Thursday, 3 July 2014

Countdown to War. Day 6, 3 July: Peace in Mexico? Freight by air? And the Sarajevo business rumbles on

One hundred years ago today, on Friday 3 July 1914, Martin could breathe a sigh of relief: the insufferably hot weather was going to turn cooler. The Manchester Guardian announced: “Heat Wave Breaking. Further Storms. Cooler Weather forecasted for today.” 

A welcome change. But it didn’t mean that elsewhere in the world temperatures, or tempers were, cooling.

The Anglo-Russian convention was creating a dangerous situation in Persia, with Russia unscrupulously taking advantage of it to extend its influence in the country. Competition between the two nations over India, Kipling
’s great game, meant Russia would dearly love to extend its territory right up to the Indian border. That was something the British Foreign Secretary seemed not to have seized:

The mistake that Sir Edward Grey has made in Persia is to credit Russia with the same loyalty to the professed objects of the Convention that he has himself. It is not that Russian policy and Russian agents are consciously unscrupulous and cynical men. But their whole point of view is diametrically opposed to our own. Our interest is in an independent and strong Persia to act as a buffer between Russia and India. But the disappearance of Persia has no terrors for Russia, and so far from avoiding a military frontier with us, there is nothing that she would like better, if only as a means of keeping us in order or, as she would express it, of retaining our friendship.

Elsewhere, however, trouble seemed to be dying down. Having predicted trouble in Mexico only three days earlier, now the paper was proclaiming the arrival of peace.

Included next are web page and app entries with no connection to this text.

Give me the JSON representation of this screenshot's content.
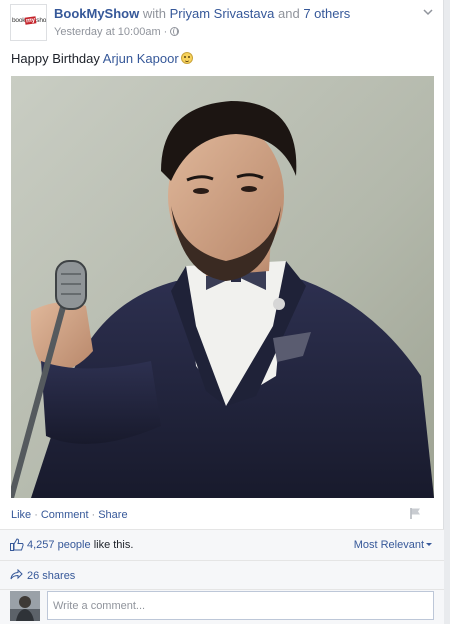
{
  "post": {
    "page_name": "BookMyShow",
    "with_text": "with",
    "tagged_person": "Priyam Srivastava",
    "and_text": "and",
    "others": "7 others",
    "timestamp": "Yesterday at 10:00am",
    "separator": "·",
    "privacy_icon": "globe-icon",
    "menu_icon": "chevron-down-icon",
    "logo_text_before": "book",
    "logo_text_highlight": "my",
    "logo_text_after": "show",
    "message_prefix": "Happy Birthday",
    "message_mention": "Arjun Kapoor",
    "message_emoji": "smiley-emoji-icon"
  },
  "actions": {
    "like": "Like",
    "comment": "Comment",
    "share": "Share",
    "separator": "·",
    "flag_icon": "flag-icon"
  },
  "reactions": {
    "thumb_icon": "thumbs-up-icon",
    "count": "4,257 people",
    "suffix": "like this.",
    "sort_label": "Most Relevant"
  },
  "shares": {
    "icon": "share-arrow-icon",
    "label": "26 shares"
  },
  "composer": {
    "placeholder": "Write a comment..."
  },
  "colors": {
    "link": "#365899",
    "meta": "#90949c",
    "footer_bg": "#f6f7f9",
    "brand_red": "#c4242b",
    "suit_navy": "#23253d"
  }
}
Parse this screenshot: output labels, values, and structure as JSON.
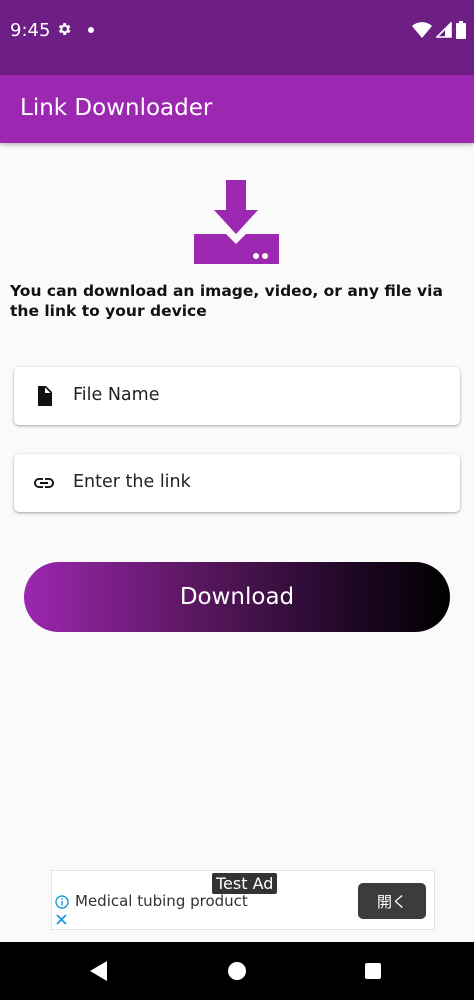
{
  "status_bar": {
    "time": "9:45",
    "icons": [
      "gear-icon",
      "notification-dot",
      "wifi-icon",
      "signal-icon",
      "battery-icon"
    ]
  },
  "app_bar": {
    "title": "Link Downloader",
    "color": "#9c27b0"
  },
  "hero": {
    "icon": "download-to-drive-icon",
    "color": "#9c27b0"
  },
  "description": "You can download an image, video, or any file via the link to your device",
  "form": {
    "file_name": {
      "icon": "file-icon",
      "placeholder": "File Name"
    },
    "link": {
      "icon": "link-icon",
      "placeholder": "Enter the link"
    }
  },
  "download_button": {
    "label": "Download",
    "gradient": [
      "#9c27b0",
      "#000000"
    ]
  },
  "ad": {
    "badge": "Test Ad",
    "text": "Medical tubing product",
    "open_label": "開く",
    "icons": [
      "info-icon",
      "close-icon"
    ]
  },
  "nav_bar": {
    "icons": [
      "back-icon",
      "home-icon",
      "recents-icon"
    ]
  }
}
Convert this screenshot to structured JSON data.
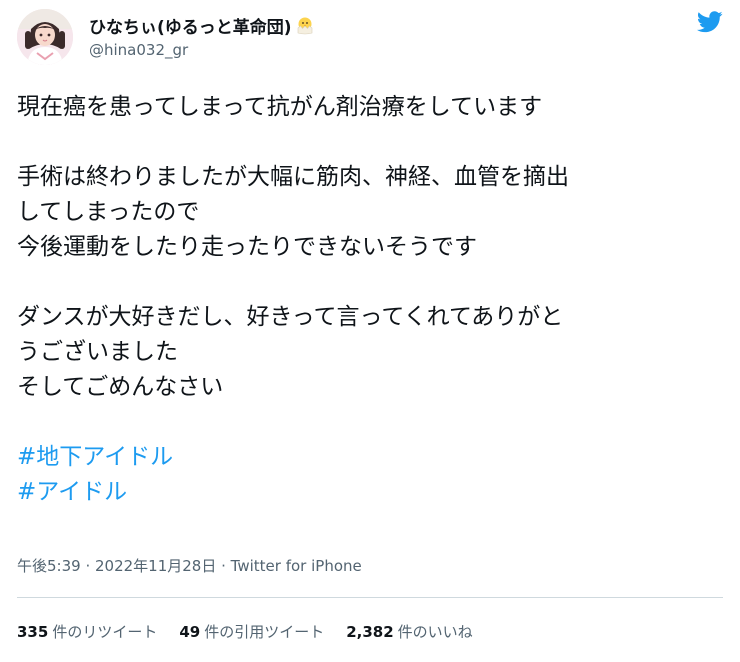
{
  "user": {
    "display_name": "ひなちぃ(ゆるっと革命団)",
    "emoji_icon": "hatching-chick-icon",
    "handle": "@hina032_gr"
  },
  "brand": {
    "logo_icon": "twitter-bird-icon",
    "accent_color": "#1d9bf0"
  },
  "tweet": {
    "lines": [
      "現在癌を患ってしまって抗がん剤治療をしています",
      "",
      "手術は終わりましたが大幅に筋肉、神経、血管を摘出",
      "してしまったので",
      "今後運動をしたり走ったりできないそうです",
      "",
      "ダンスが大好きだし、好きって言ってくれてありがと",
      "うございました",
      "そしてごめんなさい",
      ""
    ],
    "hashtags": [
      "#地下アイドル",
      "#アイドル"
    ]
  },
  "meta": {
    "time": "午後5:39",
    "separator": " · ",
    "date": "2022年11月28日",
    "source": "Twitter for iPhone"
  },
  "stats": [
    {
      "count": "335",
      "label": "件のリツイート"
    },
    {
      "count": "49",
      "label": "件の引用ツイート"
    },
    {
      "count": "2,382",
      "label": "件のいいね"
    }
  ]
}
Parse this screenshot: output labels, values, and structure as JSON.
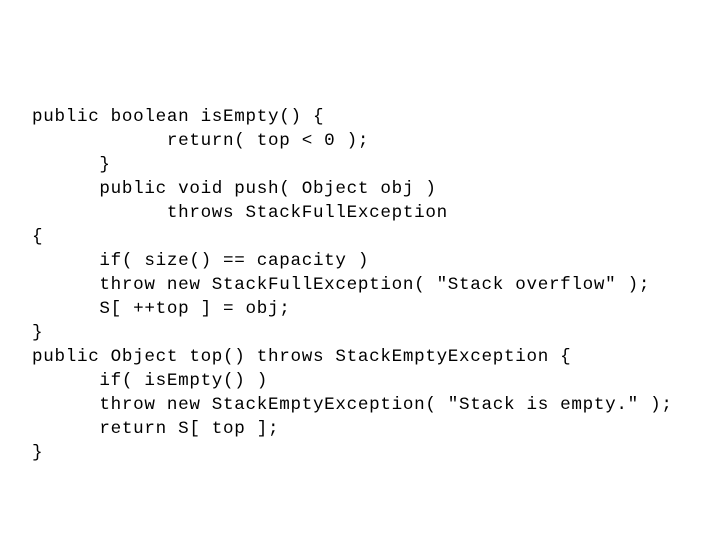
{
  "slide": {
    "background_color": "#ffffff",
    "text_color": "#000000",
    "kind": "code-listing",
    "language": "Java"
  },
  "code": {
    "lines": [
      "public boolean isEmpty() {",
      "            return( top < 0 );",
      "      }",
      "      public void push( Object obj )",
      "            throws StackFullException",
      "{",
      "      if( size() == capacity )",
      "      throw new StackFullException( \"Stack overflow\" );",
      "      S[ ++top ] = obj;",
      "}",
      "public Object top() throws StackEmptyException {",
      "      if( isEmpty() )",
      "      throw new StackEmptyException( \"Stack is empty.\" );",
      "      return S[ top ];",
      "}"
    ]
  }
}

Negotiations between the warring Mexican factions, which it is hoped will eventually lead to peace, were begun to-day, when the delegates of General Huerta formally gave the South American envoys a note to be transmitted to the Rebel representatives at Washington declaring willingness to discuss peace terms.

General Victoriano Huerta, President of Mexico
In negotiations with the rebels against his rule

A separate article informed Martin that, despite the worries expressed before and the insistence of the British Minister that they should go, British residents planned to remain in Mexico City. So peace might be in the air. That had to be a good thing, surely? Even if Huerta was one of those military fellows with lots of medals who really ought to be kept well away from power, most things had to be preferable to war. 

The last word had clearly not been said about the assassination in Sarajevo at the weekend. As previously suspected, a thread leading back to Belgrade, the Serbian capital, seemed increasingly likely. Talking about the first, failed attempt on Franz Ferdinand’s life, the Guardian reported:

Gabrinovic, who threw the bomb which the Archduke escaped, has admitted his connection with an organisation agitating for a Greater Servia. The editors of the Greater Servian journals at Sarayevo have been arrested, and one of them has been expelled from Bosnia.

Marconi radio
You could talk to New York without so much as a cable?
But then Martin's eye was caught by a completely different piece on “Future Uses of Wireless.” It quoted a spokesman for the Marconi company who made claims for this bright new technology that seemed a little too good to be true: “... if Marconi does not talk to New York before the year is out I shall be very disappointed.” Conversation between London and NewYork without using a cable? That would be remarkable.

Just as outlandish was another item on “Aerial Transport” which referred to workers who apparently believed “that aeroplanes will become more and more means of carrying cargo.” It seems they felt that “there will be imperative need for a special union as part of the Transport Workers’ Federation.”

Flying cargo? Well, more extraordinary things had happened. And he wouldn’t mind getting involved. Flying around for work instead of grafting on the Earth’s surface to lay railway track sounded like a big improvement. Some interesting things could be happening in the next few years.


Anonymous said...

The Janka interlude was reminiscent of the TrĂªve de Noel at the Western Fornt.


David Beeson said...

Nice parallel, San - well spotted